Paper clips... very carefully.
Originally Posted by tokam
If the probes/leads on your meter are too big, get a bit of metal that will fit inside the holes on the connector. They will be nothing more than "pins" sticking out for you. Perhaps wrap electrical tape around them so you don't short anything. Do this before plugging it in to make sure you will not accidentally short any leads.
Then touch the VOM's probes to the "pins" you made.
Another tip: you'll find you need three hands to do the voltage measurement. Get a hold of one of those hobbyist bench vises (any vise will work, but in the US, there's a brand called PANAVISE that's my favorite). Clamp the connector in the vise, pins pointing up. Plug in the AC cord and enjoy the (almost) effortless probing! :-)
(profuse apologies for this being an electrical debug thread and not a film camera thread; though, hopefully, the strategy and techniques will be of interest to anyone repairing stuff)
yeah, i could see from the research that this was not going to be really straight forward.
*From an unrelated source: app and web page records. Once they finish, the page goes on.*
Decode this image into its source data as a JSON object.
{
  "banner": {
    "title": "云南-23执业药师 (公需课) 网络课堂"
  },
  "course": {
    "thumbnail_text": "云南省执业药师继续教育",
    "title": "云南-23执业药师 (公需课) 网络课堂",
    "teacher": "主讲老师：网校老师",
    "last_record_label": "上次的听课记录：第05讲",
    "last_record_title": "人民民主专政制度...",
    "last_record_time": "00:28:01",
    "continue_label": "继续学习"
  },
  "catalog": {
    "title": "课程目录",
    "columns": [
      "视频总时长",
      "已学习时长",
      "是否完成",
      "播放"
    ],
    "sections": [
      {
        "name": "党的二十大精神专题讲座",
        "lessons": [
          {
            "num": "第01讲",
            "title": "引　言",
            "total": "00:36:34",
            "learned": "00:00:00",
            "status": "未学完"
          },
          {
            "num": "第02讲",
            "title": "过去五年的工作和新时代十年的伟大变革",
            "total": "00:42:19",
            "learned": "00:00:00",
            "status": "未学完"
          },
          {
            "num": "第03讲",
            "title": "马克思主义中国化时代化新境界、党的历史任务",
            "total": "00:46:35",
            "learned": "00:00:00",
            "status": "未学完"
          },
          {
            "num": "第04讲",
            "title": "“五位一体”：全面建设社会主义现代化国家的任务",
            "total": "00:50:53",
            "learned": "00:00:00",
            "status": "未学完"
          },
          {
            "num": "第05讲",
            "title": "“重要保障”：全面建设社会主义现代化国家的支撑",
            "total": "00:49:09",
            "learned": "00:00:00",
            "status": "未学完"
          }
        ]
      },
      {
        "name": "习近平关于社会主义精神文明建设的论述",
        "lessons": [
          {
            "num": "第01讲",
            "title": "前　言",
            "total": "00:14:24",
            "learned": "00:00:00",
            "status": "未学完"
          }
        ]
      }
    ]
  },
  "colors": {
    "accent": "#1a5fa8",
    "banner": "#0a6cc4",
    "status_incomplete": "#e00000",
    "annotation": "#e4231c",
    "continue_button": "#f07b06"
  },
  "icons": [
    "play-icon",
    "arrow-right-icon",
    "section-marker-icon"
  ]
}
I have a brother in law who is very good with this stuff - sometimes..haha.
Don`t worry about apologies for this becoming an electrical de bug thread on a film camera site, I posted the same in DPUG - no replies.All great info from everyone, well done and cheers
OK, I've located a cheap meter, probably only good for continuity checking but it gives me the polarity. Also found my vise, last used when I replaced two caps on the power board of a Samsung monitor last Christmas. The voltages per my meter are are low but from left to right on the attached picture are + gnd, -12V, -27V.
Well, *that* doesn't make much sense...seems like Mr. Murphy has stepped in to make life interesting.
Thank you, tokam, for making those measurements!
Someone in the Flickr conversation says he took the scanner apart and claims the center pin is GND.
But I'm at a loss to figure out how that matches up with the voltages you measured.
A possible next step would be to take the scanner apart and try to understand the circuitry connected
to the pins, and figure out what voltages it wants to see. That's possible, and I have done it, but it
takes a lot of experience and not a small bit of luck.
Another possibility is to measure the voltages with the scanner connected and powered on.
Often, these switching supplies do not regulate their outputs well until a load is connected.
Again, this is a probably an exercise for "advanced students".
I believe this scanner has an LED light source. These are sometimes powered by current-regulated
supplies, and this could be the purpose of the third pin. If this is the case, you would not see a
stable voltage on that pin, it would be whatever voltage is necessary to get the specified current
to flow through the LEDs. We just don't know if this is the case.
It may be that this is beyond us. It's probably a good thing that Craig has purchased another scanner :-)
I'm sorry I couldn't have been more help. I can promise you that if I ever run across one of these scanners,
I will have an irresistable desire to disassemble it, and post my findings on the web somewhere!
thank you all.Yes, it seems canon really made this one as difficult as possible.Probably beyond my capabilities so fortunate that i had another scanner available.I will put this particular project aside in the hope that perhaps a solution is found or i come across someone local that likes a challenge.Thank you all for your input and excellent clear replies - all much easier understood and clearer than the flickr info.Peter, i guess you will be on the lookout for one of these scanners, just so you can solve the problem:D: